__THE TASK__: From the listing below, copy out every line where the word "учеников" appears.
○ ○ ○ ○ ○ ○ ○
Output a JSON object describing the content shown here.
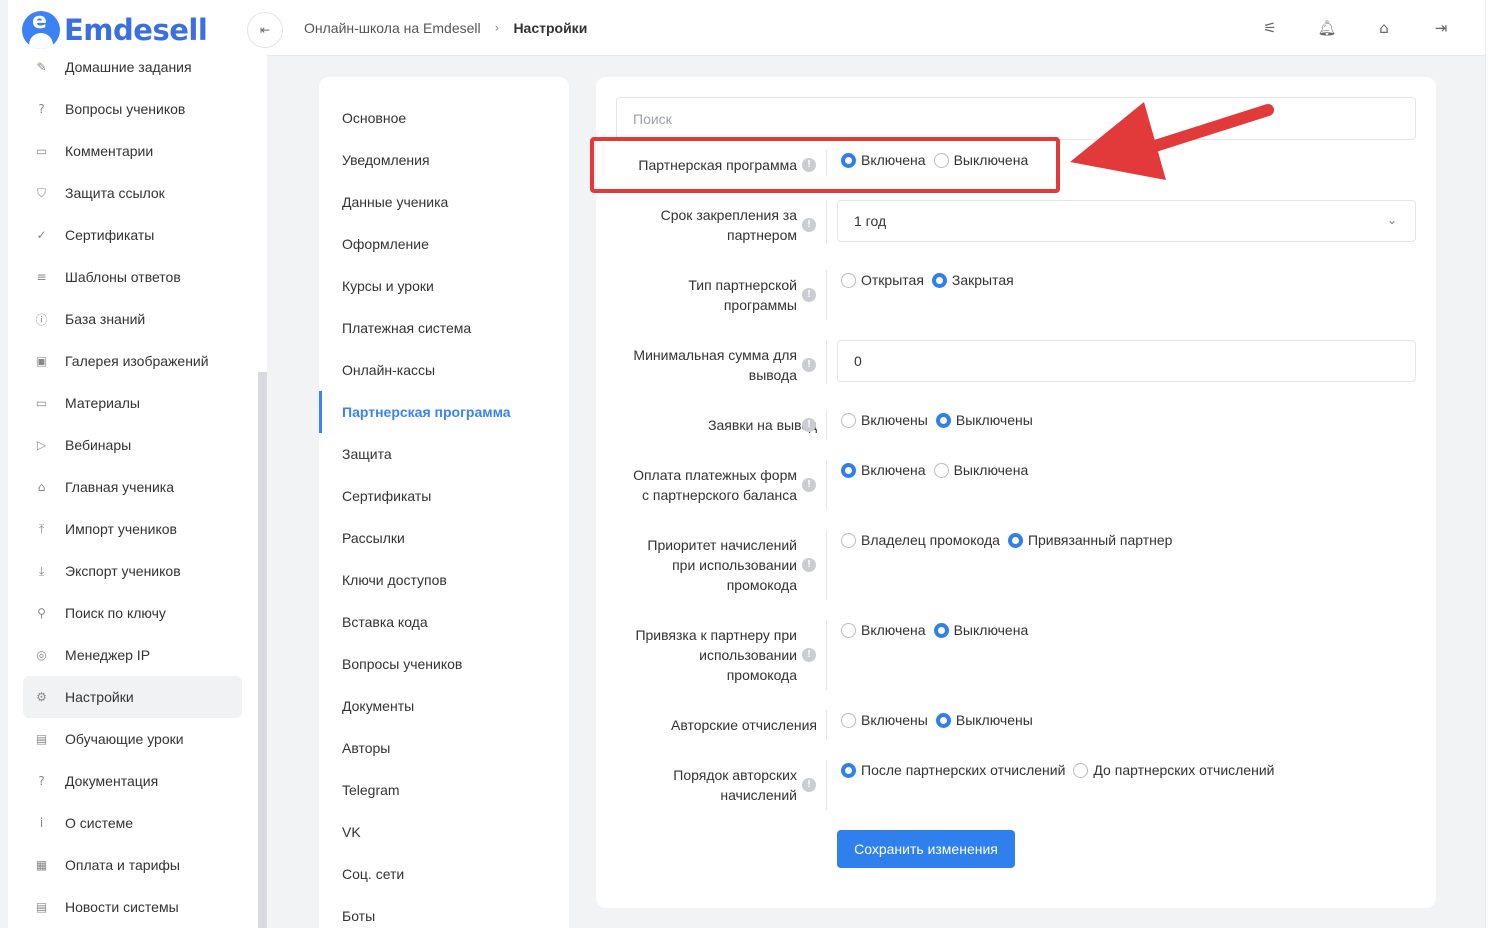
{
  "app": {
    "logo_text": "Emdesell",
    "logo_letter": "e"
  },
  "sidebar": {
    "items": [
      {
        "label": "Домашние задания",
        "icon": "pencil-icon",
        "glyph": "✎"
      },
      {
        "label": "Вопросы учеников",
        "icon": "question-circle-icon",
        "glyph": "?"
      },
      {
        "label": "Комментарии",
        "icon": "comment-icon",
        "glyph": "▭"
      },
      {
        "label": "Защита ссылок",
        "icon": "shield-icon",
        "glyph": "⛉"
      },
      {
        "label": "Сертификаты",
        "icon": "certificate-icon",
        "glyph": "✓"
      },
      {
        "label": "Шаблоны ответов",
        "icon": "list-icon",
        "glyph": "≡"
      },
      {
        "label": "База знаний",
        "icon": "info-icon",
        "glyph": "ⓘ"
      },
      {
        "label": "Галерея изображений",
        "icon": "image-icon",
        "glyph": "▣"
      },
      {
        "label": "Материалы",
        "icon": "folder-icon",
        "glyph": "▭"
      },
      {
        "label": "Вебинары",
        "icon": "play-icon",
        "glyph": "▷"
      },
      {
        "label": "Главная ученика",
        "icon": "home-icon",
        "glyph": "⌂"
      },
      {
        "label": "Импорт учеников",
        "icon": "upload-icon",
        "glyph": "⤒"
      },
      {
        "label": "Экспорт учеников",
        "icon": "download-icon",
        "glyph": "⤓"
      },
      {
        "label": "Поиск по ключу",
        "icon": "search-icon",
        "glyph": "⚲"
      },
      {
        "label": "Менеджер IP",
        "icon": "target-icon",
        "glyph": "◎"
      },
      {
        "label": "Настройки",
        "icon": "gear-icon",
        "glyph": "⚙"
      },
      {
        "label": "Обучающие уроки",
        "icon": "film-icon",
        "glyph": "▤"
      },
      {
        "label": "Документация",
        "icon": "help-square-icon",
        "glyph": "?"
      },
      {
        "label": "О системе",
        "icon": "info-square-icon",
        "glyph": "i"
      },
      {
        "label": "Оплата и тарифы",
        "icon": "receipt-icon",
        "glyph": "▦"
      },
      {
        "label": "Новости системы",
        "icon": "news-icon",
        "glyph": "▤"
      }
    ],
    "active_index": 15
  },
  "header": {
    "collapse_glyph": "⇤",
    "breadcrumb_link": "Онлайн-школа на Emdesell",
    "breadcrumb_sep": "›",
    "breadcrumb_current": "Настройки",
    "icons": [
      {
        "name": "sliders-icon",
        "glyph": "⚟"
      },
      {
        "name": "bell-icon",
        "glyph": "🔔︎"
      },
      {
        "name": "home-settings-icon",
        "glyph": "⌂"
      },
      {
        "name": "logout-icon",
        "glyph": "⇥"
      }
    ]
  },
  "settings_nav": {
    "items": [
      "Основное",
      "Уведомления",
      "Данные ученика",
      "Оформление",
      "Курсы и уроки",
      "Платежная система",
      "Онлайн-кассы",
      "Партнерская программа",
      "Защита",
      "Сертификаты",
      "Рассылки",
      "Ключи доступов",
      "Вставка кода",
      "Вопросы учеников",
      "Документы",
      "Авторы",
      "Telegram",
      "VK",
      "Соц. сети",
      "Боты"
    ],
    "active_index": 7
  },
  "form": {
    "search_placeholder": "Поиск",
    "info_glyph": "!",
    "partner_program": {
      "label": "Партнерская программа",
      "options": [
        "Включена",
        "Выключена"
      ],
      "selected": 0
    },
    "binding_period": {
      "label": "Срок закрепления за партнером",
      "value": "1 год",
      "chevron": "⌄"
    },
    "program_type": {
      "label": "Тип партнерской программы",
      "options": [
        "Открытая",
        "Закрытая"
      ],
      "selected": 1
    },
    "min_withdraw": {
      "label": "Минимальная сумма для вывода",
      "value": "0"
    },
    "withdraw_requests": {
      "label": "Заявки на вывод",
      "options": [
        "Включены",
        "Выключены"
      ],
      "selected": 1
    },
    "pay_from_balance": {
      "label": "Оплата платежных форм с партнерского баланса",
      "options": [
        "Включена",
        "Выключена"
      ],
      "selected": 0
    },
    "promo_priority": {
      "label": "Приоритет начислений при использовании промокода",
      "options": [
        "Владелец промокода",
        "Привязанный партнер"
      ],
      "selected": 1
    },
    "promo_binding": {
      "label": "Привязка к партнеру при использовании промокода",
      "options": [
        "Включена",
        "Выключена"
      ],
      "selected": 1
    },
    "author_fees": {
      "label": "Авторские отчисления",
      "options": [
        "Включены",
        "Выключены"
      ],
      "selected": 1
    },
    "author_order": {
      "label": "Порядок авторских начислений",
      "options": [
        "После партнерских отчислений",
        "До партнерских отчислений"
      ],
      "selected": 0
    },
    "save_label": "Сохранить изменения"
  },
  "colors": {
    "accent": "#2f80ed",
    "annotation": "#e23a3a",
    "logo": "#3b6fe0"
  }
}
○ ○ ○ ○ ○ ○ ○
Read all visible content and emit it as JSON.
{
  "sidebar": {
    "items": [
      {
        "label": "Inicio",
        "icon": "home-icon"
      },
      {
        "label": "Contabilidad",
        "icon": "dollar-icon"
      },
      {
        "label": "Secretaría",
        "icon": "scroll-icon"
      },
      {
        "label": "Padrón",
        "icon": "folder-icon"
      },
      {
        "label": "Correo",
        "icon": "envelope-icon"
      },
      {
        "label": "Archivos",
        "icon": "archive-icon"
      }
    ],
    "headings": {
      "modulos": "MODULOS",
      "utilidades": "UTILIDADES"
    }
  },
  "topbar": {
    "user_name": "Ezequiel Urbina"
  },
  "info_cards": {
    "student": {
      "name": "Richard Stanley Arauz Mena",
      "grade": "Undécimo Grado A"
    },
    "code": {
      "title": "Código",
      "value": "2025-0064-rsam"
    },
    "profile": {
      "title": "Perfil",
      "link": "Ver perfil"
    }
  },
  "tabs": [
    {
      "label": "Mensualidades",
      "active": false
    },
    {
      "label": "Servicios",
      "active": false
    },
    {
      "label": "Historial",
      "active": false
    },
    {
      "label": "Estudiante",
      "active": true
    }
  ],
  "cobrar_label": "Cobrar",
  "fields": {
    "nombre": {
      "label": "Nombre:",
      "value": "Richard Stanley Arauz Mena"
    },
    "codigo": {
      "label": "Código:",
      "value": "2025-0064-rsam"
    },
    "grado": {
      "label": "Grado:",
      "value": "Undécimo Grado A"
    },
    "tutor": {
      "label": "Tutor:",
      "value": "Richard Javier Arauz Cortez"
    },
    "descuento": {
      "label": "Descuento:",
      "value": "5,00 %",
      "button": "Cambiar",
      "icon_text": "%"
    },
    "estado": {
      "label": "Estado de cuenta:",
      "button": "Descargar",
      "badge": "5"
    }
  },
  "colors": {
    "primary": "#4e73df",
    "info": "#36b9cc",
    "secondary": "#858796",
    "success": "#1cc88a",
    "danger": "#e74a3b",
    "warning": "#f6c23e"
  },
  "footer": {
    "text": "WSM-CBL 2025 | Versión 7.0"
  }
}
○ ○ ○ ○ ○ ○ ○
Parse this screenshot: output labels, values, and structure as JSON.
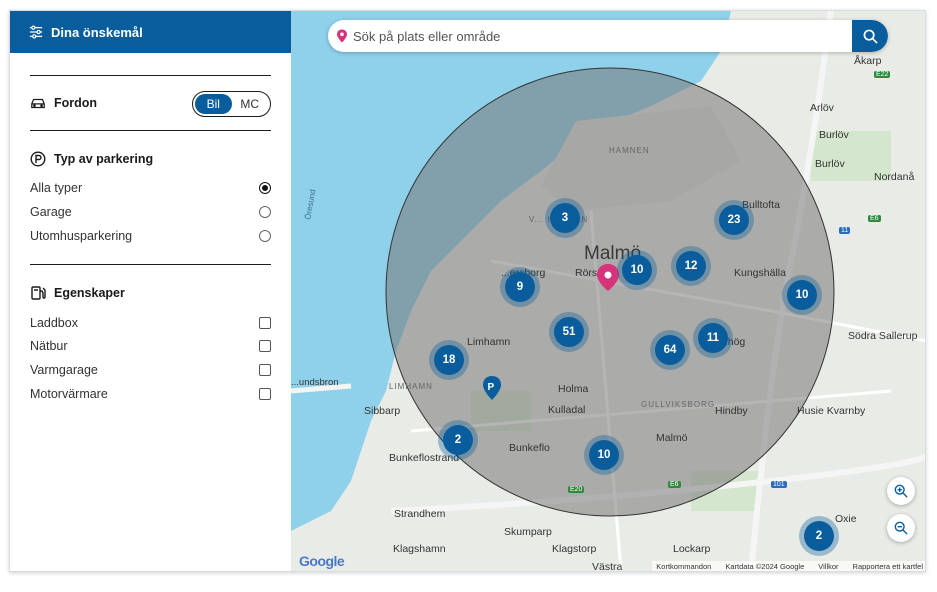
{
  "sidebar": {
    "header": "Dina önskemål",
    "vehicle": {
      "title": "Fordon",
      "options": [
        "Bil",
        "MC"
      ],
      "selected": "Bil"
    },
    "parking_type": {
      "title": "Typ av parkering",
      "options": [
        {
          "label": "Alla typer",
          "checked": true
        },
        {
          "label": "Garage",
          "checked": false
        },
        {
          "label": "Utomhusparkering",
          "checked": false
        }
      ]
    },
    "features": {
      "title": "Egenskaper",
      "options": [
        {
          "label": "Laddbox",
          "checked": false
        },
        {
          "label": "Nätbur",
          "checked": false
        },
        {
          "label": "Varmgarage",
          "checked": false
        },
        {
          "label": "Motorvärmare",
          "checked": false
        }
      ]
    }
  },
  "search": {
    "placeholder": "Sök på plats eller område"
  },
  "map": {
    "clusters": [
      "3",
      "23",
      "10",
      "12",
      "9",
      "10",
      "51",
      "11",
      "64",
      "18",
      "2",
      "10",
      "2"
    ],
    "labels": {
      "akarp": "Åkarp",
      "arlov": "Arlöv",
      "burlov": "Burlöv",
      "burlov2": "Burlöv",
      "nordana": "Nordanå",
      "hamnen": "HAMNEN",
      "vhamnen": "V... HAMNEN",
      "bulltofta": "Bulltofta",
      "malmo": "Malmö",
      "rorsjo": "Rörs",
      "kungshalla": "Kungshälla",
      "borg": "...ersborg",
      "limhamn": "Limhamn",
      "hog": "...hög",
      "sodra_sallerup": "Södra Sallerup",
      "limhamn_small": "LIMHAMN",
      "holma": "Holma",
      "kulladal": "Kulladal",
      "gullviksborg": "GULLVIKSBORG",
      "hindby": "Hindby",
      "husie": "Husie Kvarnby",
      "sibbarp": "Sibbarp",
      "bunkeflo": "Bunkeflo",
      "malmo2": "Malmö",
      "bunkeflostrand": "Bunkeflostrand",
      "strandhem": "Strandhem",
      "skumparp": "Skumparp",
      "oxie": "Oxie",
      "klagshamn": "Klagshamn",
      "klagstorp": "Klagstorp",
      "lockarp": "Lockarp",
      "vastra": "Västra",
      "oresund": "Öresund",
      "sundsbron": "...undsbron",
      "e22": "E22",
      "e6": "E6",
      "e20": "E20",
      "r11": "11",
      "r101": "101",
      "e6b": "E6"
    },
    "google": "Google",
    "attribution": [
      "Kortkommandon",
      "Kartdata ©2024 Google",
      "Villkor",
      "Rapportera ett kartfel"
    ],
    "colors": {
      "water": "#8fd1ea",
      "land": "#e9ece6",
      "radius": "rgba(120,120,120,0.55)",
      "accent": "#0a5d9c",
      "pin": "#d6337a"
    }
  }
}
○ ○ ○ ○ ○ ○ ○
__EXPECTED ANSWER__:
        "label": "Вопросы учеников",
        "label": "Импорт учеников",
        "label": "Экспорт учеников",
      "Вопросы учеников",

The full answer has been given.